Start of Block
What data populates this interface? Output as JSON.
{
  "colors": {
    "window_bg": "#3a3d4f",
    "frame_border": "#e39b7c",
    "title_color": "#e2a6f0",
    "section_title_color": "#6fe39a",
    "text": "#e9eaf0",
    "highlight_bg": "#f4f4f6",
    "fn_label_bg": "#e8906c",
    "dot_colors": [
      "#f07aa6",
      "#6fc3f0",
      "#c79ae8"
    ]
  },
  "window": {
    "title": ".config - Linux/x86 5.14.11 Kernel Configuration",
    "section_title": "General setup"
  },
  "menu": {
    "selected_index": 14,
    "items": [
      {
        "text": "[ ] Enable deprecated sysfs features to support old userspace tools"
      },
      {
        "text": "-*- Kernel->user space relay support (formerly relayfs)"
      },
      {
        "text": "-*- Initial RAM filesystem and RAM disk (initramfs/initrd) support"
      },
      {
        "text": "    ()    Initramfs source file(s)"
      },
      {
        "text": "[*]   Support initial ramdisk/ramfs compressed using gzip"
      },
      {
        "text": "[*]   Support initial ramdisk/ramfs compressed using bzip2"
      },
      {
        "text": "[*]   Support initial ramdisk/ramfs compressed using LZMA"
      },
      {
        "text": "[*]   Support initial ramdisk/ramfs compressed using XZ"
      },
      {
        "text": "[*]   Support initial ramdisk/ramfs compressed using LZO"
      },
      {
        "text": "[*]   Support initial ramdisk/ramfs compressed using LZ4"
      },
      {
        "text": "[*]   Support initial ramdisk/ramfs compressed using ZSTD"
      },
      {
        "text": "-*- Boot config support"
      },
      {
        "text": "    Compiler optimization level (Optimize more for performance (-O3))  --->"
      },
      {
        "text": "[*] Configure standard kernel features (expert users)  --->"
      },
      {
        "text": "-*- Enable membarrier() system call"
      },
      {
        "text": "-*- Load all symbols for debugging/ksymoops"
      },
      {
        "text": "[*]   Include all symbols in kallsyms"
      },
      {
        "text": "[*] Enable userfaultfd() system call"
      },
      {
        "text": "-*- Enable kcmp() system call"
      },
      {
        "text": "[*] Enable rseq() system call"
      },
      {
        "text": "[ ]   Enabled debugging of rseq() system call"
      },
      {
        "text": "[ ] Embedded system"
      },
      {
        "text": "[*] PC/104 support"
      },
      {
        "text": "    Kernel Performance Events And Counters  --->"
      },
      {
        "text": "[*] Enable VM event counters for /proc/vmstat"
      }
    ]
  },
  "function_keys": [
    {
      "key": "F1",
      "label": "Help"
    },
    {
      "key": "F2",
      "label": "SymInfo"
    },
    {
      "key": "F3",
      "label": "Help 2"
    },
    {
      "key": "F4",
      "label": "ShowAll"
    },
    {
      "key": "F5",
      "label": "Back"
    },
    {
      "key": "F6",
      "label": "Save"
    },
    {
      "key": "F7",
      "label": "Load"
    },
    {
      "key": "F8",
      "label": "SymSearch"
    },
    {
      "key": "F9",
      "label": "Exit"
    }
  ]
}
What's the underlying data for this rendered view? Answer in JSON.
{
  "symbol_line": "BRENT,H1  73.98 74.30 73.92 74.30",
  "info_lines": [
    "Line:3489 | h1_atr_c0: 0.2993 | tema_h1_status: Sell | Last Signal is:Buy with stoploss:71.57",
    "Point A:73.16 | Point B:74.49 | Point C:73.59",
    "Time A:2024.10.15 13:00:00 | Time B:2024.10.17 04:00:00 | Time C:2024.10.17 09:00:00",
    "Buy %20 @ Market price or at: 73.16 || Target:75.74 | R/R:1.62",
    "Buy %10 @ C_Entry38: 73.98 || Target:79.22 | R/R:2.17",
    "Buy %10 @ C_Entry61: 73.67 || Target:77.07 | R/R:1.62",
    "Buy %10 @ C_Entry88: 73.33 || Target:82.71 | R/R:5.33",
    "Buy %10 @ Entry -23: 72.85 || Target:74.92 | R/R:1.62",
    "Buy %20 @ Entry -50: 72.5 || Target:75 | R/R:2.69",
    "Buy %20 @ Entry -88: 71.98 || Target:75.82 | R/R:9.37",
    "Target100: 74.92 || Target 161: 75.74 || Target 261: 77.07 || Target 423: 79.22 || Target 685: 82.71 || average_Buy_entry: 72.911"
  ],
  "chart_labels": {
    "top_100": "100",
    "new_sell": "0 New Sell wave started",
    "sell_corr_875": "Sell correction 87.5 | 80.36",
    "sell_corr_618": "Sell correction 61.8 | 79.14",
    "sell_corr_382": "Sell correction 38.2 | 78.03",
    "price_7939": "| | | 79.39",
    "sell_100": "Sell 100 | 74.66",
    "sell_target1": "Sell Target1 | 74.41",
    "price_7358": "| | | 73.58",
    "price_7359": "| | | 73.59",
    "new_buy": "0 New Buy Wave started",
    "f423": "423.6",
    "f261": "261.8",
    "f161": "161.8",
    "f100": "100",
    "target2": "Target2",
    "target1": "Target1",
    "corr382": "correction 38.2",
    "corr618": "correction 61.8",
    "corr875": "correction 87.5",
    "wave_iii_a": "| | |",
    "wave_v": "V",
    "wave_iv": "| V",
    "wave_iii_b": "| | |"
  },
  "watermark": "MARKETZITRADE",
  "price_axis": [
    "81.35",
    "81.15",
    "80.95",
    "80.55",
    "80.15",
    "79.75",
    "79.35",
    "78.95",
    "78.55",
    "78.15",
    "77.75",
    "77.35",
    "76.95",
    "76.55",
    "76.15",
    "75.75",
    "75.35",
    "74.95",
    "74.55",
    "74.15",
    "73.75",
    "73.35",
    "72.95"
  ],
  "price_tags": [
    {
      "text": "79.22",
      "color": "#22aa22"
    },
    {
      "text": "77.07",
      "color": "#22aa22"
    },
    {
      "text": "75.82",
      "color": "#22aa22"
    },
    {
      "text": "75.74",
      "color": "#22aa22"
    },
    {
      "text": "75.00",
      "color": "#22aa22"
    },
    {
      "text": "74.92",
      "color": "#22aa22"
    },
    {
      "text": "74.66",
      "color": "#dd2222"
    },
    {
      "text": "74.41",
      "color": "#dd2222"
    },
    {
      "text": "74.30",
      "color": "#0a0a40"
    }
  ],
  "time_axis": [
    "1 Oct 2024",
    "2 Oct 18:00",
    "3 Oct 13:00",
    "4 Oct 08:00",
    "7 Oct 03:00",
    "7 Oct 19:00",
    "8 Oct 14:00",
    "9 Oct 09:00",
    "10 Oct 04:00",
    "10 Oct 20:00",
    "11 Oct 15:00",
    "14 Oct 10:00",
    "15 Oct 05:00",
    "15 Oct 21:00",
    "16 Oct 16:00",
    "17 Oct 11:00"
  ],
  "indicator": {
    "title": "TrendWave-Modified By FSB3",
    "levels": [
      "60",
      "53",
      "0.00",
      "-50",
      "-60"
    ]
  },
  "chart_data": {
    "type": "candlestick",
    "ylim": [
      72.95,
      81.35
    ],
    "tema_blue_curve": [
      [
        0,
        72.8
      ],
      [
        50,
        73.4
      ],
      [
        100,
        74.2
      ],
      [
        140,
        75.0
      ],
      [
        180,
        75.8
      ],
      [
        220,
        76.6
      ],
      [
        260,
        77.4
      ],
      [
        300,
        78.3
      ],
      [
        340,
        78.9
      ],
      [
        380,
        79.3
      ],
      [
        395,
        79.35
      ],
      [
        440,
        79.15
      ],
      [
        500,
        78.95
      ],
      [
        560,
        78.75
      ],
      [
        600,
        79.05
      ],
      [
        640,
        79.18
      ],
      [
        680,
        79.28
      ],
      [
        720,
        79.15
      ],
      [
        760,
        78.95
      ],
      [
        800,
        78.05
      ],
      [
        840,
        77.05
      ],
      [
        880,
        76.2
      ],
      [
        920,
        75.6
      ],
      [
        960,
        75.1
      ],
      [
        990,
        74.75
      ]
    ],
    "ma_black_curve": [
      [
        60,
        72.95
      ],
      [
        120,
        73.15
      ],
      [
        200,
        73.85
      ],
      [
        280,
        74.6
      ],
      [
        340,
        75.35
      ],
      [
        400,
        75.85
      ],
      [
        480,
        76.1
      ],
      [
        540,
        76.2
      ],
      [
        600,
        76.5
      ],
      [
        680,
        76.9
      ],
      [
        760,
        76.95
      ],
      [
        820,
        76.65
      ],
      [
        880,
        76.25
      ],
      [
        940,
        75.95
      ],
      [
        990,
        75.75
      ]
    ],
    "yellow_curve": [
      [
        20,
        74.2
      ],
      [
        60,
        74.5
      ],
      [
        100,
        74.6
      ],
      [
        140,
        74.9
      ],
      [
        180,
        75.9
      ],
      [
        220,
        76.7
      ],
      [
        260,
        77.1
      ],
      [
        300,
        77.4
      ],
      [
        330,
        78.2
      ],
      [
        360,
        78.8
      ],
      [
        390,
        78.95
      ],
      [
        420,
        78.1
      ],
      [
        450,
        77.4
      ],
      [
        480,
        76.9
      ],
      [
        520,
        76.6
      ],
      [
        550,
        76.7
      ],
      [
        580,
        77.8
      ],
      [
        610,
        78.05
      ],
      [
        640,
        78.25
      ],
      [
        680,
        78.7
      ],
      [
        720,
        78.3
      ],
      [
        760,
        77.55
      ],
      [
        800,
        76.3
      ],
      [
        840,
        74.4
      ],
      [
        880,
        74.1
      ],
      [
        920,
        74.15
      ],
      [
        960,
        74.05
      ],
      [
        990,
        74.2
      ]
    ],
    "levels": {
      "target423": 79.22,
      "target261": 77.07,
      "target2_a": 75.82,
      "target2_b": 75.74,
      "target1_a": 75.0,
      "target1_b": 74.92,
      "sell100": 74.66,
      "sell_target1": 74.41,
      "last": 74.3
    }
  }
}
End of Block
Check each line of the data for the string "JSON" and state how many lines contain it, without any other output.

2